> **WHAT YOU HAVE TO DO**
Which of the lines in the data mention the string "PayController"? List them all.

> **DATA SECTION**

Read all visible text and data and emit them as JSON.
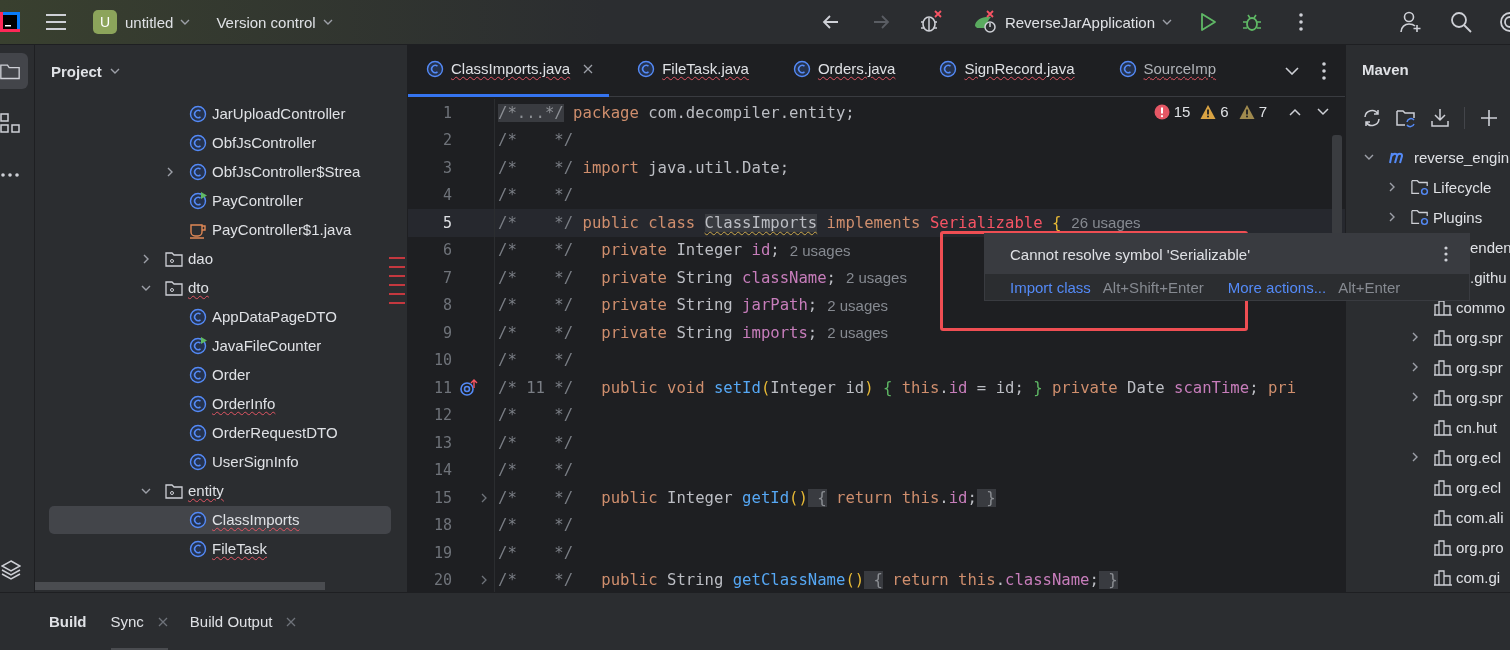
{
  "toolbar": {
    "project_badge": "U",
    "project": "untitled",
    "vcs": "Version control",
    "run_config": "ReverseJarApplication"
  },
  "left_strip": [
    {
      "kind": "folder",
      "selected": true
    },
    {
      "kind": "structure",
      "selected": false
    },
    {
      "kind": "more",
      "selected": false
    }
  ],
  "project": {
    "title": "Project",
    "tree": [
      {
        "kind": "group",
        "children": [
          {
            "label": "JarUploadController",
            "kind": "class",
            "selected": false,
            "warning": false
          },
          {
            "label": "ObfJsController",
            "kind": "class",
            "selected": false,
            "warning": false
          },
          {
            "label": "ObfJsController$Strea",
            "kind": "class",
            "selected": false,
            "warning": false,
            "expanded": false
          },
          {
            "label": "PayController",
            "kind": "runnable",
            "selected": false,
            "warning": false
          },
          {
            "label": "PayController$1.java",
            "kind": "javafile",
            "selected": false,
            "warning": false
          }
        ]
      },
      {
        "label": "dao",
        "kind": "package",
        "selected": false,
        "warning": false,
        "expanded": false
      },
      {
        "label": "dto",
        "kind": "package",
        "selected": false,
        "warning": true,
        "expanded": true,
        "children": [
          {
            "label": "AppDataPageDTO",
            "kind": "class",
            "selected": false,
            "warning": false
          },
          {
            "label": "JavaFileCounter",
            "kind": "runnable",
            "selected": false,
            "warning": false
          },
          {
            "label": "Order",
            "kind": "class",
            "selected": false,
            "warning": false
          },
          {
            "label": "OrderInfo",
            "kind": "class",
            "selected": false,
            "warning": true
          },
          {
            "label": "OrderRequestDTO",
            "kind": "class",
            "selected": false,
            "warning": false
          },
          {
            "label": "UserSignInfo",
            "kind": "class",
            "selected": false,
            "warning": false
          }
        ]
      },
      {
        "label": "entity",
        "kind": "package",
        "selected": false,
        "warning": true,
        "expanded": true,
        "children": [
          {
            "label": "ClassImports",
            "kind": "class",
            "selected": true,
            "warning": true
          },
          {
            "label": "FileTask",
            "kind": "class",
            "selected": false,
            "warning": true
          }
        ]
      }
    ]
  },
  "tabs": [
    {
      "label": "ClassImports.java",
      "selected": true,
      "warning": true
    },
    {
      "label": "FileTask.java",
      "selected": false,
      "warning": true
    },
    {
      "label": "Orders.java",
      "selected": false,
      "warning": true
    },
    {
      "label": "SignRecord.java",
      "selected": false,
      "warning": true
    },
    {
      "label": "SourceImp",
      "selected": false,
      "warning": true
    }
  ],
  "inspections": {
    "errors": "15",
    "warnings": "6",
    "weak_warnings": "7"
  },
  "code": [
    {
      "num": "1",
      "current": false,
      "tokens": [
        {
          "kind": "fold",
          "s": "/*...*/"
        },
        {
          "kind": "kw",
          "s": " package"
        },
        {
          "kind": "t",
          "s": " com.decompiler.entity;"
        }
      ]
    },
    {
      "num": "2",
      "current": false,
      "tokens": [
        {
          "kind": "c",
          "s": "/*    */"
        }
      ]
    },
    {
      "num": "3",
      "current": false,
      "tokens": [
        {
          "kind": "c",
          "s": "/*    */"
        },
        {
          "kind": "kw",
          "s": " import"
        },
        {
          "kind": "t",
          "s": " java.util.Date;"
        }
      ]
    },
    {
      "num": "4",
      "current": false,
      "tokens": [
        {
          "kind": "c",
          "s": "/*    */"
        }
      ]
    },
    {
      "num": "5",
      "current": true,
      "tokens": [
        {
          "kind": "c",
          "s": "/*    */"
        },
        {
          "kind": "kw",
          "s": " public class "
        },
        {
          "kind": "decl",
          "s": "ClassImports"
        },
        {
          "kind": "kw",
          "s": " implements "
        },
        {
          "kind": "err",
          "s": "Serializable "
        },
        {
          "kind": "p",
          "s": "{"
        },
        {
          "kind": "h",
          "s": "26 usages"
        }
      ]
    },
    {
      "num": "6",
      "current": false,
      "tokens": [
        {
          "kind": "c",
          "s": "/*    */"
        },
        {
          "kind": "kw",
          "s": "   private"
        },
        {
          "kind": "t",
          "s": " Integer "
        },
        {
          "kind": "f",
          "s": "id"
        },
        {
          "kind": "t",
          "s": ";"
        },
        {
          "kind": "h",
          "s": "2 usages"
        }
      ]
    },
    {
      "num": "7",
      "current": false,
      "tokens": [
        {
          "kind": "c",
          "s": "/*    */"
        },
        {
          "kind": "kw",
          "s": "   private"
        },
        {
          "kind": "t",
          "s": " String "
        },
        {
          "kind": "f",
          "s": "className"
        },
        {
          "kind": "t",
          "s": ";"
        },
        {
          "kind": "h",
          "s": "2 usages"
        }
      ]
    },
    {
      "num": "8",
      "current": false,
      "tokens": [
        {
          "kind": "c",
          "s": "/*    */"
        },
        {
          "kind": "kw",
          "s": "   private"
        },
        {
          "kind": "t",
          "s": " String "
        },
        {
          "kind": "f",
          "s": "jarPath"
        },
        {
          "kind": "t",
          "s": ";"
        },
        {
          "kind": "h",
          "s": "2 usages"
        }
      ]
    },
    {
      "num": "9",
      "current": false,
      "tokens": [
        {
          "kind": "c",
          "s": "/*    */"
        },
        {
          "kind": "kw",
          "s": "   private"
        },
        {
          "kind": "t",
          "s": " String "
        },
        {
          "kind": "f",
          "s": "imports"
        },
        {
          "kind": "t",
          "s": ";"
        },
        {
          "kind": "h",
          "s": "2 usages"
        }
      ]
    },
    {
      "num": "10",
      "current": false,
      "tokens": [
        {
          "kind": "c",
          "s": "/*    */"
        }
      ]
    },
    {
      "num": "11",
      "current": false,
      "gutter": {
        "kind": "override"
      },
      "tokens": [
        {
          "kind": "c",
          "s": "/* 11 */"
        },
        {
          "kind": "kw",
          "s": "   public void "
        },
        {
          "kind": "m",
          "s": "setId"
        },
        {
          "kind": "p",
          "s": "("
        },
        {
          "kind": "t",
          "s": "Integer id"
        },
        {
          "kind": "p",
          "s": ")"
        },
        {
          "kind": "b",
          "s": " { "
        },
        {
          "kind": "kw",
          "s": "this"
        },
        {
          "kind": "t",
          "s": "."
        },
        {
          "kind": "f",
          "s": "id"
        },
        {
          "kind": "t",
          "s": " = id; "
        },
        {
          "kind": "b",
          "s": "} "
        },
        {
          "kind": "kw",
          "s": "private"
        },
        {
          "kind": "t",
          "s": " Date "
        },
        {
          "kind": "f",
          "s": "scanTime"
        },
        {
          "kind": "t",
          "s": "; "
        },
        {
          "kind": "kw",
          "s": "pri"
        }
      ]
    },
    {
      "num": "12",
      "current": false,
      "tokens": [
        {
          "kind": "c",
          "s": "/*    */"
        }
      ]
    },
    {
      "num": "13",
      "current": false,
      "tokens": [
        {
          "kind": "c",
          "s": "/*    */"
        }
      ]
    },
    {
      "num": "14",
      "current": false,
      "tokens": [
        {
          "kind": "c",
          "s": "/*    */"
        }
      ]
    },
    {
      "num": "15",
      "current": false,
      "gutter": {
        "kind": "fold"
      },
      "tokens": [
        {
          "kind": "c",
          "s": "/*    */"
        },
        {
          "kind": "kw",
          "s": "   public"
        },
        {
          "kind": "t",
          "s": " Integer "
        },
        {
          "kind": "m",
          "s": "getId"
        },
        {
          "kind": "p",
          "s": "()"
        },
        {
          "kind": "fold",
          "s": " {"
        },
        {
          "kind": "kw",
          "s": " return this"
        },
        {
          "kind": "t",
          "s": "."
        },
        {
          "kind": "f",
          "s": "id"
        },
        {
          "kind": "t",
          "s": ";"
        },
        {
          "kind": "fold",
          "s": " }"
        }
      ]
    },
    {
      "num": "18",
      "current": false,
      "tokens": [
        {
          "kind": "c",
          "s": "/*    */"
        }
      ]
    },
    {
      "num": "19",
      "current": false,
      "tokens": [
        {
          "kind": "c",
          "s": "/*    */"
        }
      ]
    },
    {
      "num": "20",
      "current": false,
      "gutter": {
        "kind": "fold"
      },
      "tokens": [
        {
          "kind": "c",
          "s": "/*    */"
        },
        {
          "kind": "kw",
          "s": "   public"
        },
        {
          "kind": "t",
          "s": " String "
        },
        {
          "kind": "m",
          "s": "getClassName"
        },
        {
          "kind": "p",
          "s": "()"
        },
        {
          "kind": "fold",
          "s": " {"
        },
        {
          "kind": "kw",
          "s": " return this"
        },
        {
          "kind": "t",
          "s": "."
        },
        {
          "kind": "f",
          "s": "className"
        },
        {
          "kind": "t",
          "s": ";"
        },
        {
          "kind": "fold",
          "s": " }"
        }
      ]
    }
  ],
  "popup": {
    "message": "Cannot resolve symbol 'Serializable'",
    "actions": [
      {
        "label": "Import class",
        "shortcut": "Alt+Shift+Enter"
      },
      {
        "label": "More actions...",
        "shortcut": "Alt+Enter"
      }
    ]
  },
  "maven": {
    "title": "Maven",
    "tree": [
      {
        "label": "reverse_engin",
        "kind": "module",
        "expanded": true,
        "children": [
          {
            "label": "Lifecycle",
            "kind": "folder",
            "expanded": false
          },
          {
            "label": "Plugins",
            "kind": "folder",
            "expanded": false
          },
          {
            "label": "enden",
            "kind": "partial",
            "children": [
              {
                "label": ".githu",
                "kind": "partial"
              },
              {
                "label": "commo",
                "kind": "library"
              },
              {
                "label": "org.spr",
                "kind": "library",
                "expanded": false
              },
              {
                "label": "org.spr",
                "kind": "library",
                "expanded": false
              },
              {
                "label": "org.spr",
                "kind": "library",
                "expanded": false
              },
              {
                "label": "cn.hut",
                "kind": "library"
              },
              {
                "label": "org.ecl",
                "kind": "library",
                "expanded": false
              },
              {
                "label": "org.ecl",
                "kind": "library"
              },
              {
                "label": "com.ali",
                "kind": "library"
              },
              {
                "label": "org.pro",
                "kind": "library"
              },
              {
                "label": "com.gi",
                "kind": "library"
              }
            ]
          }
        ]
      }
    ]
  },
  "bottom": {
    "title": "Build",
    "tabs": [
      {
        "label": "Sync",
        "selected": true
      },
      {
        "label": "Build Output",
        "selected": false
      }
    ]
  }
}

> **ANSWER SECTION**
            "label": "PayController",
            "label": "PayController$1.java",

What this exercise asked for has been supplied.